I’m going to go with the Google DNS servers for now and see how it feels for the next few days. Then I guess start diving into Netgear Orbi forums to figure out how it could be screwing things up. 🤷🏼‍♂️

Update, 6:55pm November 24, 2019:

A couple issues combined here:

  • There should be a way to manually set DNS in Android, but that doesn’t appear to be available to me. For this reason, the DNS is set to rather than any DNS server I configure on the Netgear Orbi.
  • It should be possible to tell the Netgear Orbi to pass DNS servers via DHCP other than its own IP. The Orbi has dnsmasq running, so it apparently assumes that will be the best option and now disables all others.

So now I need to figure out how to get the DNS actually set to the best provider on my phone without downloading one of those shady DNS apps.

Update, 7:11pm November 24, 2019:

From what I can tell, Android 10 no longer allows you to set custom DNS for a specific network. But! There’s a private DNS option available in the general network settings that allows you to configure DNS over TLS.

I first set this to, but the issue persisted. I then set it to and images started loading immediately in both Twitter and the Guardian. Videos are still a little funky, and I’ve found a few images that don’t load, but this may be a good short term fix.

The long term fix needs to be making the router not improperly handle DNS queries for the network.

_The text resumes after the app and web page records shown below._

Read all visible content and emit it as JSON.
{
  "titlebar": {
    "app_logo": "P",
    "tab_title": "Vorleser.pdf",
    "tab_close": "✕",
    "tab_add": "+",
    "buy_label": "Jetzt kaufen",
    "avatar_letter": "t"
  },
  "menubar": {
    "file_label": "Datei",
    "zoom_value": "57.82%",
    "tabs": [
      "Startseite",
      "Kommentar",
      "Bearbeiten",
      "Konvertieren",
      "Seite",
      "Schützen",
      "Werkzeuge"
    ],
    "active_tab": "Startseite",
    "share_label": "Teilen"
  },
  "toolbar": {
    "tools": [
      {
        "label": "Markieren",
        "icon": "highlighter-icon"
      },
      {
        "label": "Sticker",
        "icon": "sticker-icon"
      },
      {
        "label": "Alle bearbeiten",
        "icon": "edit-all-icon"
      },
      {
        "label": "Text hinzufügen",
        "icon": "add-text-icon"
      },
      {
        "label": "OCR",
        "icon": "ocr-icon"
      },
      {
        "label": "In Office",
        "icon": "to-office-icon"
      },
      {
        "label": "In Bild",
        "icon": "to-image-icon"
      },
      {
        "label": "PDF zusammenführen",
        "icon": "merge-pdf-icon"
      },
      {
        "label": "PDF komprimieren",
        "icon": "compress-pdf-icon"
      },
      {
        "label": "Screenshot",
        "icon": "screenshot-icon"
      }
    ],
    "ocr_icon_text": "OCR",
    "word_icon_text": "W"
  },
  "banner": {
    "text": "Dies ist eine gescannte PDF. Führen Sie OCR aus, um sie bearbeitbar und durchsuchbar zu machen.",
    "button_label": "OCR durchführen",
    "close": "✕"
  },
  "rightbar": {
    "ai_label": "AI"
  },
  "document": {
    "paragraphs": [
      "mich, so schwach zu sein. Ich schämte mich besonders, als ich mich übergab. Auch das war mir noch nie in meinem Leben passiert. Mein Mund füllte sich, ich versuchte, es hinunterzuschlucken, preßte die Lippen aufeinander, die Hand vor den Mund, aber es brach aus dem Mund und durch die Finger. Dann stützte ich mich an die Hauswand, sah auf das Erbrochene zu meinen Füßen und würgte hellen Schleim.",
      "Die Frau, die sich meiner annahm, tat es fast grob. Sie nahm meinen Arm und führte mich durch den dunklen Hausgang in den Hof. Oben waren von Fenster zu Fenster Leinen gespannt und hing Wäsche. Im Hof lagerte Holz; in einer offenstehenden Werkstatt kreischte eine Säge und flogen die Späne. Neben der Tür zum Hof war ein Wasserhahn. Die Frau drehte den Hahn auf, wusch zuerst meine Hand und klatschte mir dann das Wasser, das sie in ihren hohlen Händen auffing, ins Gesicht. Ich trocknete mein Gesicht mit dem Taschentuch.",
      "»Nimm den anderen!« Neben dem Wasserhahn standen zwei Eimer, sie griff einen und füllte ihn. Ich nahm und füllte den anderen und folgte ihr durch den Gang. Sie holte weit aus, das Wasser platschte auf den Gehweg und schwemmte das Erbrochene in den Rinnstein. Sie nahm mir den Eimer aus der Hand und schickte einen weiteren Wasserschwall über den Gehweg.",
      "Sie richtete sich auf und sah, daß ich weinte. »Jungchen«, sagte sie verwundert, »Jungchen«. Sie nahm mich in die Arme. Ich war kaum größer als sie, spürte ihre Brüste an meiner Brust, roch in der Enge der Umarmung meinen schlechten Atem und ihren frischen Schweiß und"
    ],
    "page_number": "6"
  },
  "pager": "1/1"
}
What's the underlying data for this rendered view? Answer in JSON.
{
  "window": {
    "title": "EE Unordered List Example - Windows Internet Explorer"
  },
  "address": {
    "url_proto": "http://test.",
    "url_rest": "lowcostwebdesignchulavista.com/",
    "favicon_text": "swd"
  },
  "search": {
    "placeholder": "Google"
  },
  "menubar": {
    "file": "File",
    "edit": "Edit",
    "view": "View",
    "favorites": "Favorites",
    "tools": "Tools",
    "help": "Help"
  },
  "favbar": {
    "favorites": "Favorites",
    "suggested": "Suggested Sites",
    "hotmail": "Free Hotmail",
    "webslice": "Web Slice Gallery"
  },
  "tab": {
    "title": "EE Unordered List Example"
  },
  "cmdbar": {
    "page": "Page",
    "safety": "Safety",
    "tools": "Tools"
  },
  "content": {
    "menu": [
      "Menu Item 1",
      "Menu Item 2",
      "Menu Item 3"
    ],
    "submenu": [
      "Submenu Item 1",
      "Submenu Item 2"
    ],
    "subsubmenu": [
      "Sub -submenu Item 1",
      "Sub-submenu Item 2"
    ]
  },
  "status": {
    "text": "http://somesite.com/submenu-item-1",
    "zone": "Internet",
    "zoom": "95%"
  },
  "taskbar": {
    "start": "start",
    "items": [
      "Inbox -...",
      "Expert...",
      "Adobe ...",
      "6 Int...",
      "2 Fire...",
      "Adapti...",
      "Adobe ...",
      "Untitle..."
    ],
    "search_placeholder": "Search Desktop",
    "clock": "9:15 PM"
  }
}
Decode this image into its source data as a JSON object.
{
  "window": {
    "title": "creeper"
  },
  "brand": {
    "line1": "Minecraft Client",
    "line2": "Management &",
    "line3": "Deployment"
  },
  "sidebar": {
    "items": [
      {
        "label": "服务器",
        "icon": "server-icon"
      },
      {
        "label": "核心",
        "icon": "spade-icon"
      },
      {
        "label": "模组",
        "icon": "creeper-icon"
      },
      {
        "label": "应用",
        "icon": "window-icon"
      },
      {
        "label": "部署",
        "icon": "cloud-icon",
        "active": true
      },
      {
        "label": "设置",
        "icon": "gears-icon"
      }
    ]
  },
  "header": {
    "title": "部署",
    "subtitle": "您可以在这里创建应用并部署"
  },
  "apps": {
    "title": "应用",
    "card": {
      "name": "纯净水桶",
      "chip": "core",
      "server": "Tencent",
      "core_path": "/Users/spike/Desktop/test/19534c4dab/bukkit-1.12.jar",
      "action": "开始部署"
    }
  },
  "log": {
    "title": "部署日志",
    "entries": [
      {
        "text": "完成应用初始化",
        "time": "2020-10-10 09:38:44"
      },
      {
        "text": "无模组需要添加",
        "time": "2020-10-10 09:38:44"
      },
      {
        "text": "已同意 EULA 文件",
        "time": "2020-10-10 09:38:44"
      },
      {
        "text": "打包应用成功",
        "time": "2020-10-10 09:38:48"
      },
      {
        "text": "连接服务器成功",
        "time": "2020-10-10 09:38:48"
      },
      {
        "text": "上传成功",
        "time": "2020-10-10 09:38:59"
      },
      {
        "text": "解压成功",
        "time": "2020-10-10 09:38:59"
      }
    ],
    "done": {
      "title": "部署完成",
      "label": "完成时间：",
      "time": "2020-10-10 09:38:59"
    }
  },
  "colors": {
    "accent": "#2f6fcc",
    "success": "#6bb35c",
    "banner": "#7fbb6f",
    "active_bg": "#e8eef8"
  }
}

Update, 7:29pm November 24, 2019:

I’m irritated enough at the router for running its own dnsmasq instance that I’ve now reached the hack or replace stage of router ownership.

Update, 8:09pm November 24, 2019:

I have shell access to the router and have updated the dhcpd configuration to send as the DNS server to DHCP clients rather than the router’s IP.

This is excellent because it solves my irritation that the router was running dnsmasq poorly. This is less excellent because my actual issue with images is still there. 😂

Update, 8:13pm November 24, 2019:

There’s a chance that things are fixed? I’m not really sure, but I should switch to something else. I’ll add an update after a bit once I’ve actually had a chance to use it.

Five RSS feeds I followed today

I followed several new to me feeds today and then decided—why not share? There may be no other way to rediscover the social network that is blogging.

“When the experienced don’t write, grifters step in, feign expertise, and sell it.”

Frank Chimero

Thanks to an Om post, I ran into Frank Chimero’s redesign blog. It should be an interesting experiment in writing about a process while it happens. It also provided the quote above, which I enjoyed and contrasts only a bit with my opinion that beginners should feel comfortable talking about their work.

That said—beginner does not equal grifter.

“Transparency prospers in a linked medium, for you can literally see the connections between the final draft’s claims and the ideas that informed it.”

David Weinberger

Earlier in the day, I ran into a David Weinberger quote I posted in 2014 that I found interesting. I followed the link to Joho the Blog, skimmed through the page, and decided I might find future content interesting as well. I even added his new book, Everyday Chaos, to my want-to-read list in Goodreads.

Bonus: that quote from 2014 is not entirely unrelated from the idea of grifters posing as experts.

I found AI Weirdness through a tweet that I can’t find now, but I had saved the tab to read later when I visited yesterday. This morning I decided to subscribe rather than pretend I’ll get back to the tab. I haven’t done anything with AI yet, so this may be an interesting and humorous way to become familiar.

Bonus: the title of Janelle’s TED talk, which is still on my list to watch: “The danger of AI is weirder than you think

And last, but not least, I followed both the IndieNews and This Week in the IndieWeb blogs via the main site as part of an effort to get more familiar with that community and technology.